The seemingly utopian ideal of a world without money has been stewing in my head for quite a long time, perhaps ever since I became familiar with communism as related by someone other than some small-minded Republican who hasn't gotten round to moving on from the dark days of McCarthyism. Just stewing, mind you. It's not like I've managed to formulate some grand plan to free humanity of the shackles of currency and haul us all, kicking and screaming, into the nigh magical post-scarcity future of Iain M Bank's Culture.
With this moneyless ideal in mind, this article from BBC News' website caught my attention. Anybody who's been using the Net long enough will know of the ongoing conflict between those who believe information should be free and the men in suits who would put a price tag and take a commission for every little piece of so-called "intellectual property" produced.
A couple of months ago, I slipped a Youtube video into this blog from this Jap bloke - Hiroshi... something-or-other. Anyway, he pointed out that as this world gets more and more connected, the value of information diminishes, such that information is no longer of any real value, but the wisdom to sort, select and wield information becomes of paramount importance. It wasn't long ago that a human mind was only limited by its imagination.
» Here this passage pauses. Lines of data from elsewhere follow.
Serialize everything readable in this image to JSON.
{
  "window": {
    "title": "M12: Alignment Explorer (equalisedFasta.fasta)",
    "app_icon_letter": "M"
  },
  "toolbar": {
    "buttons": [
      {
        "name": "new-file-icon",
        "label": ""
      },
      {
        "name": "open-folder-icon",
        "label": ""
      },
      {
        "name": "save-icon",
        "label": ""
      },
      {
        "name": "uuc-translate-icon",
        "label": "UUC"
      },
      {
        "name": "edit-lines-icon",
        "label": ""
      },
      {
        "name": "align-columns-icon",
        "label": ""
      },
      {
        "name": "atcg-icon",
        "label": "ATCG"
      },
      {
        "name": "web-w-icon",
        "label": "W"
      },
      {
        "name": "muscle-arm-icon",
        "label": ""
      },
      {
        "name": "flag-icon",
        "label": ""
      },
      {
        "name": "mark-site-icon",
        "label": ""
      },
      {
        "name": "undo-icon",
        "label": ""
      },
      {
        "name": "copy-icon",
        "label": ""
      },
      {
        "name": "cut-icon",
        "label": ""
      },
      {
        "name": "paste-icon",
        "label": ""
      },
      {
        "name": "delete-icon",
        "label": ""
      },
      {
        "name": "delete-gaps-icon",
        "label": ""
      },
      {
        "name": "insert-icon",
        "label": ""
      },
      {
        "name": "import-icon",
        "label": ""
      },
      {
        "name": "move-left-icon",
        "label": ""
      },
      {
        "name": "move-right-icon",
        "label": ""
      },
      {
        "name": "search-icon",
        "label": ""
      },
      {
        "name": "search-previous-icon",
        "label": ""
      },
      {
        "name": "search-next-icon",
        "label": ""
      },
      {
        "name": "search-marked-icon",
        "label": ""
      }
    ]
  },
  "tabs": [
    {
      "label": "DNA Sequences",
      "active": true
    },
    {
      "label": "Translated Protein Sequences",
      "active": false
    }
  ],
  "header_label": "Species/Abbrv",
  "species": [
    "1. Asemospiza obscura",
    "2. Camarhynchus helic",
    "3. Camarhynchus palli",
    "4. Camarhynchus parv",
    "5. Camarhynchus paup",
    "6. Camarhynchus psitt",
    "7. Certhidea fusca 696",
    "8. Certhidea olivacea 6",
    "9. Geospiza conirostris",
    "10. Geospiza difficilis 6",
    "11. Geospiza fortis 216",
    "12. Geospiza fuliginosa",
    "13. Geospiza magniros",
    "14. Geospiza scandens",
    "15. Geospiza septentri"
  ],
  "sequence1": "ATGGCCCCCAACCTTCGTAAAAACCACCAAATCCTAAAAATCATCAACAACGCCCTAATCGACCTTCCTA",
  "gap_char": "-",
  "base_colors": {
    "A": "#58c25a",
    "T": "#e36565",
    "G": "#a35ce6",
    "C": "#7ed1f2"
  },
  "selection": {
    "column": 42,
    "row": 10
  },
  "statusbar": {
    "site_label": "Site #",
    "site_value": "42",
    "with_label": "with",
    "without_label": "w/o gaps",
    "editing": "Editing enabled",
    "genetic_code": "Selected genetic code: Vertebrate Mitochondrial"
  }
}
Now, with the Net, a human mind is limited only by the collective imagination of all of humanity. With the Net, the floodgates have opened to a massive leap in the limits of human cognition. Perhaps, in this respect, we've unwittingly stumbled into Vernor Vinge's technological singularity.
I can't escape the feeling that humanity is on the edge of something good. Well, hell, better than good. Something bright and amazing but for some reason continues to elude us because too many people close their eyes to too many uncomfortable truths. For a start, why is it that the richest 10% of adults account for 85% of the world's assets?
It is a sad fact of life that money begets money. To get rich, you *could* win your fortune by your own (or if you're sneaky enough, someone else's) sweat, blood and tears. But hell, that's nothing compared to being born rich, and raised to get richer. We see such tycoons as Branson, Soros, Buffett make it big and are seduced by the glammer. Wealth beyond imagining - isn't that a good thing? Isn't it great to be able to build such a fantastic fortune from the ground up?
I say no. I liken the achievement of these tycoons to that of players of a very skillful, yet fundamentally worthless game. Like tiddlywinks or golf, say, or maybe even Yugi-Oh, Poxnora, or Pokemon or those horribly addictive Facebook games (you know the ones), the acquisition of money is a game. However, it is a less-than-zero sum game that's fueled by the many, many losers who play it under the sad yet seductive delusion that anyone can be a winner. And it is in the blind pursuit of this delusion that we dig for ourselves a deeper and deeper hole. Add to that the effects of inflation and the very idea of eliminating poverty is but a castle in the sky.
As long as money as churned out by a central bank exists, this game of musical chairs will always plague humanity - there MUST be losers. And because of the nature of money, building value out of scarcity, we can never achieve our full potential. Worse yet, in our blind, desperate, groping for more money, we pollute everything we touch. Beautiful music is twisted into catchy jingles, whatever sells. Visual arts intensify into the garish obscenity of modern advertising. Literature degenerates to whatever makes the widest possible market feel good, burying truly valuable words in a tide of glurge, mysticism and motivational rot.
This is not to say that the world of Idiocracy is coming to life. Intellectuals in every age have despaired of the folly of man, few as eloquently as Erasmus, yet somehow, we manage to bumble our way through.
In the past, the scale of the social meltdown caused by the sheer buildup of inequality was held in check by the limits of communication and transportation technology. Then, in the wake of the 2nd World War, a hint of what things may come was seen in long paroxysm of violence that was the Red Revolution and the wave of communism that swept the world. History has shown us that communism is not the problem, but rather the weakness of human nature in executing the communist ideal. Only the most ruthless, unscrupulous, yet charismatic people could stand a chance of leading such revolutions, fueled by the righteous indignation of the oppressed. With such people on top, the social experiment of communism could only fail. The remaining communist regimes have had no option save to become reluctant participants in the capitalist game.
Now, the world is more connected than ever before, and globalisation slowly smudges the borders between nations into nonexistence. With Deng Xiaoping's reforms, China is now set to be the biggest player in human history of the money game, meaning the stakes have now been raised like never before. But, ultimately, this is a game that can only be lost; it's simply a matter of time.
It's clearer to me now, more than ever, that a new system is needed. I can't rightly say that I have one, and, crazy as it sounds, I think Jacque Fresco is looking in the right direction. But, as Bertrand Russell rightly pointed out, the very idea of humanity spontaneously adopting an system guaranteeing equality and justice for all is laughable. There are simply too many people with too many vested interests in inquality and injustice and, of course, they're holding all the cards. True human progress, a world in which war and poverty are eradicated and every human has an equal oppurtunity to reach their full potential, demands the system be overturned, but it won't be pretty.
I don't think I've ever quite hoped so much that time will prove me wrong.